There are many possible reasons.

Two of professional roasters I know of using the same machine as mine don't turn off the gas completely after the charge. My roaster can be switched to PID controlled and it's easier to leave an automatic very low flame on instead of completely turning off the gas. I also suspect the drum material makes a difference. The inner wall of the dual-wall drum is stainless steel, which has slower heat conducting rate then the outer cast iron. I haven't experienced the Facing, the roasting defect commonly attributed to too aggressive charge temperature / too much gas / or too slow drum speed at the charge, and therefore think that it's OK to leave the flame on. Tipping is another story though.

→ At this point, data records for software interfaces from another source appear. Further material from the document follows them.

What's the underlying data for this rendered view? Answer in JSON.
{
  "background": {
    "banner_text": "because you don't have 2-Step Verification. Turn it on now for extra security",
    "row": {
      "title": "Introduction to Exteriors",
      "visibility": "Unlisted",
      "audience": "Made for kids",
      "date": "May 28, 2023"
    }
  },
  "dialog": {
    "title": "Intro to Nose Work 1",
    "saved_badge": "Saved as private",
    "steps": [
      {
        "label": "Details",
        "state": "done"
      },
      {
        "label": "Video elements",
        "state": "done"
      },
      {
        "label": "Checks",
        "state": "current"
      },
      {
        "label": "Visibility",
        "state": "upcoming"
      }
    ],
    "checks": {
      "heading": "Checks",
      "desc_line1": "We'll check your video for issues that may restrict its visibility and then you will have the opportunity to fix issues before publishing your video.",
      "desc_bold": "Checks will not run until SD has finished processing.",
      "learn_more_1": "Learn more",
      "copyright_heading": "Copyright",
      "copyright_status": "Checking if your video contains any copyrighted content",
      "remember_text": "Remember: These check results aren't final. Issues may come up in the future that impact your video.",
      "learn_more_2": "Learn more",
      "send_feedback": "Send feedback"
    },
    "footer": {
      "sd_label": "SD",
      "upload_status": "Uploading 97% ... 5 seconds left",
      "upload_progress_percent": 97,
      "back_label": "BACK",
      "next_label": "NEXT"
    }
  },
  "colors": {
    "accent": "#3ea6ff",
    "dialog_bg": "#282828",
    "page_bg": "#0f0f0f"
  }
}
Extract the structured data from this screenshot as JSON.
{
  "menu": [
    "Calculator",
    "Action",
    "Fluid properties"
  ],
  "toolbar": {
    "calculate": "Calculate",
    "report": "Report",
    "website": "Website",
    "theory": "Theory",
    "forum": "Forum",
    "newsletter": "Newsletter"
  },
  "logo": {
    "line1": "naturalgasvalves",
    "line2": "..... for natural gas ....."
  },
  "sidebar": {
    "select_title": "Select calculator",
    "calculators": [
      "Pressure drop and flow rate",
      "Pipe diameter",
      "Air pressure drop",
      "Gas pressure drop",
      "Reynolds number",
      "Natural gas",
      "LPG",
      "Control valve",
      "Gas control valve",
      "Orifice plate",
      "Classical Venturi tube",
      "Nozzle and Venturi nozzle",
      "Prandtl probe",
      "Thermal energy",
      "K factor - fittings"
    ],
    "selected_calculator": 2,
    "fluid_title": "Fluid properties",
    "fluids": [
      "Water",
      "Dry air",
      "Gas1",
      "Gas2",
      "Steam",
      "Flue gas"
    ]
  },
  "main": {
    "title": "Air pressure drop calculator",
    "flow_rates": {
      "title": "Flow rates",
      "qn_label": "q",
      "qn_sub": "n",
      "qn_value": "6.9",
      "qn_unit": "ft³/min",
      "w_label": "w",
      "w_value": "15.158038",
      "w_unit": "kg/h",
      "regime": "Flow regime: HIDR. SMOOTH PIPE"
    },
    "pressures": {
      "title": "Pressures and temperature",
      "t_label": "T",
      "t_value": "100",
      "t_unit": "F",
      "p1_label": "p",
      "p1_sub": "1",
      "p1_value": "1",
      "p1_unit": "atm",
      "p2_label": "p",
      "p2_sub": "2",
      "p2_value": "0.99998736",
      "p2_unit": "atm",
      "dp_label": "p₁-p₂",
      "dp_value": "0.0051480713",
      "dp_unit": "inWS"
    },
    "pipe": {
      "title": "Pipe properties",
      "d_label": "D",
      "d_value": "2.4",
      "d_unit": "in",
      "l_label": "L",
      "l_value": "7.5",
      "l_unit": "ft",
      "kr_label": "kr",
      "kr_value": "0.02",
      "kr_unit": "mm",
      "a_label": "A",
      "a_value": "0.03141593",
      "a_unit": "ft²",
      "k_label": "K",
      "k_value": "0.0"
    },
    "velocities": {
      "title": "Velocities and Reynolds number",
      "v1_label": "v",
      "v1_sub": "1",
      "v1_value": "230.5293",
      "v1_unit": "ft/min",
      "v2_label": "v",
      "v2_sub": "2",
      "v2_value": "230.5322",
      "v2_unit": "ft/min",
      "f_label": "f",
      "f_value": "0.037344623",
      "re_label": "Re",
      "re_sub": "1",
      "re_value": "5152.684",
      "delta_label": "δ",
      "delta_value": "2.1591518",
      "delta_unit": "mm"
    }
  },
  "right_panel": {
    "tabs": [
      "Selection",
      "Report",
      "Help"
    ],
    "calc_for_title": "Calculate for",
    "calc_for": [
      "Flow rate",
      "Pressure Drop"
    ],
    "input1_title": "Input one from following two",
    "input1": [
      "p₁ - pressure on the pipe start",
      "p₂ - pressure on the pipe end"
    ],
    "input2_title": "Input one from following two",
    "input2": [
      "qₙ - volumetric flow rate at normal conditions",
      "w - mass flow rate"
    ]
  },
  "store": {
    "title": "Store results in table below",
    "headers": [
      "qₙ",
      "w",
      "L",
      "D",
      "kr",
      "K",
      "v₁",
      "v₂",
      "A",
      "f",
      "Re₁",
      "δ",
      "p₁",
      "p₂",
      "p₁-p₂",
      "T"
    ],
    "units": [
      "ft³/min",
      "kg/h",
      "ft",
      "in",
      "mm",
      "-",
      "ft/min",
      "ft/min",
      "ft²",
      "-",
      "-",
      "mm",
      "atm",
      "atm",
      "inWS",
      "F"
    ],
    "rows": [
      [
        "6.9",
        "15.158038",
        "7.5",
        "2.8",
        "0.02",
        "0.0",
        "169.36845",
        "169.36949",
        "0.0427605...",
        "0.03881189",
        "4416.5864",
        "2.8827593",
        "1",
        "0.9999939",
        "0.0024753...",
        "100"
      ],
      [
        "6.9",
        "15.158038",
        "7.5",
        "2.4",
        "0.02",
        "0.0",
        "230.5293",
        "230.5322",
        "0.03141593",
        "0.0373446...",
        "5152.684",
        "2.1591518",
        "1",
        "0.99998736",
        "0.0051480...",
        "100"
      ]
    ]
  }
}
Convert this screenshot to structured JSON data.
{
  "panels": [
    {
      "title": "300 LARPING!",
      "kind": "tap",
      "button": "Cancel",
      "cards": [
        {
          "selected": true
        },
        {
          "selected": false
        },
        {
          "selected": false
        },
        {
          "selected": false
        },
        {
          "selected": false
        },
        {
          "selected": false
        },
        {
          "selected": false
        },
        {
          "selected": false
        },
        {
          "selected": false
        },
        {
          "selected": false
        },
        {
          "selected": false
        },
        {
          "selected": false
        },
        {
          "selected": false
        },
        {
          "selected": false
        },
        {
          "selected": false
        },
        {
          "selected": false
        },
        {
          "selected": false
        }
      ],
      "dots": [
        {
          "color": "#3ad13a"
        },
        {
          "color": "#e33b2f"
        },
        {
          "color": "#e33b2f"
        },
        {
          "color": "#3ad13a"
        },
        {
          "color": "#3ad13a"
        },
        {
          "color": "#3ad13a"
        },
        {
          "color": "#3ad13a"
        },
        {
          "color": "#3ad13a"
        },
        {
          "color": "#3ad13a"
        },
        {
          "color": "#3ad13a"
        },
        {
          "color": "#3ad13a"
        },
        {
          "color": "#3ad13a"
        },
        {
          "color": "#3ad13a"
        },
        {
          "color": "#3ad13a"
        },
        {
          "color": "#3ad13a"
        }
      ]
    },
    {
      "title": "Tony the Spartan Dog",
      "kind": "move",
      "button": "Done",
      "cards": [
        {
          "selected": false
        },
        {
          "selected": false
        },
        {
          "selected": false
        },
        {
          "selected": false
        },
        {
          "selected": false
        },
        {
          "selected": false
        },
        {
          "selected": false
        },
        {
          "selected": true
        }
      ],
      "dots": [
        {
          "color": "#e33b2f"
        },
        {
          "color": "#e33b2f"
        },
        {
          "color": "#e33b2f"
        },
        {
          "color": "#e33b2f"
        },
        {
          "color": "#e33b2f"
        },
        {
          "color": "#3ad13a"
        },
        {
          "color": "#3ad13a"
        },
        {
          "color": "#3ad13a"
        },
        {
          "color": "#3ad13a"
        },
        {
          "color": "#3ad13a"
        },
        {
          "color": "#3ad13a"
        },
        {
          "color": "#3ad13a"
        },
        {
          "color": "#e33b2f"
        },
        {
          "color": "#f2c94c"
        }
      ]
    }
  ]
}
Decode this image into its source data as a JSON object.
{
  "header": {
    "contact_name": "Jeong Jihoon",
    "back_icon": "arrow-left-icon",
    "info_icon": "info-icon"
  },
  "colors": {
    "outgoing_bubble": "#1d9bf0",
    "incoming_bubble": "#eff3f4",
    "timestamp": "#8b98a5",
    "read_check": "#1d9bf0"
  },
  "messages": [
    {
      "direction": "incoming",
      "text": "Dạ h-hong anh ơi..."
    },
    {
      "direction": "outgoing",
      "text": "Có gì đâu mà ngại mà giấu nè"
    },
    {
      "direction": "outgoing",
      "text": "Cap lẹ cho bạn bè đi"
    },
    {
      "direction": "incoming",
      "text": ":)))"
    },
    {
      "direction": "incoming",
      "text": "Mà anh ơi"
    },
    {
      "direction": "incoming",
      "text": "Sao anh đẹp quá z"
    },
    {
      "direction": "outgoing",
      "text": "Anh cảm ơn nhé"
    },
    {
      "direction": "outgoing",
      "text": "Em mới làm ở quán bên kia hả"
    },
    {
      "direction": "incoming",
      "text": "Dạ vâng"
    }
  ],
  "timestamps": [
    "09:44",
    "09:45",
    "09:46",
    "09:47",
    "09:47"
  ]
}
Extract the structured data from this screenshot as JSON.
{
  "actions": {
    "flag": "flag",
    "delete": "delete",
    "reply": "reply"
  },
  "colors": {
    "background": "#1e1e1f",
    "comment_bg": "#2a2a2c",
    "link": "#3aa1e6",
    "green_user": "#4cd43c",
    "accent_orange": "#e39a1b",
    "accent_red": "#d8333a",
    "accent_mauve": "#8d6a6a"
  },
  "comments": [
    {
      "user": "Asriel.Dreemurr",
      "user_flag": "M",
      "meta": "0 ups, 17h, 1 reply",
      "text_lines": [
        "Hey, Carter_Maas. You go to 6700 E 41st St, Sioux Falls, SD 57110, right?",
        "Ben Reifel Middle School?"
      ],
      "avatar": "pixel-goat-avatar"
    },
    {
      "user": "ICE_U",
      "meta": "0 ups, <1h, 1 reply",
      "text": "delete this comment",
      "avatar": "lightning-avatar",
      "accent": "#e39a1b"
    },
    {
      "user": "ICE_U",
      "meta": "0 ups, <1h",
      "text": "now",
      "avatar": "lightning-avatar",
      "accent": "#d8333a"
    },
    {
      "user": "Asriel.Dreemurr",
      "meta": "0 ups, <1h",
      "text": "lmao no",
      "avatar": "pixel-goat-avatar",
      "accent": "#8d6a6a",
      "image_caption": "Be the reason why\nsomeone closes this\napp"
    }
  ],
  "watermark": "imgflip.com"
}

If I were operating a big production roaster, I would have optimized my work flow and reduced my adjustment steps into minimal necessary. IF (big if) I can achieve the same roasting profile time segments and produce the same cup quality, I would always favor charging at higher temperature and turn off the gas so that I won't waste my time waiting for the drum cooling down. I would then turn the gas full on in a big single step instead of breaking it into many small increments so that I would have time packaging the previous batch of bean on the cooling tray.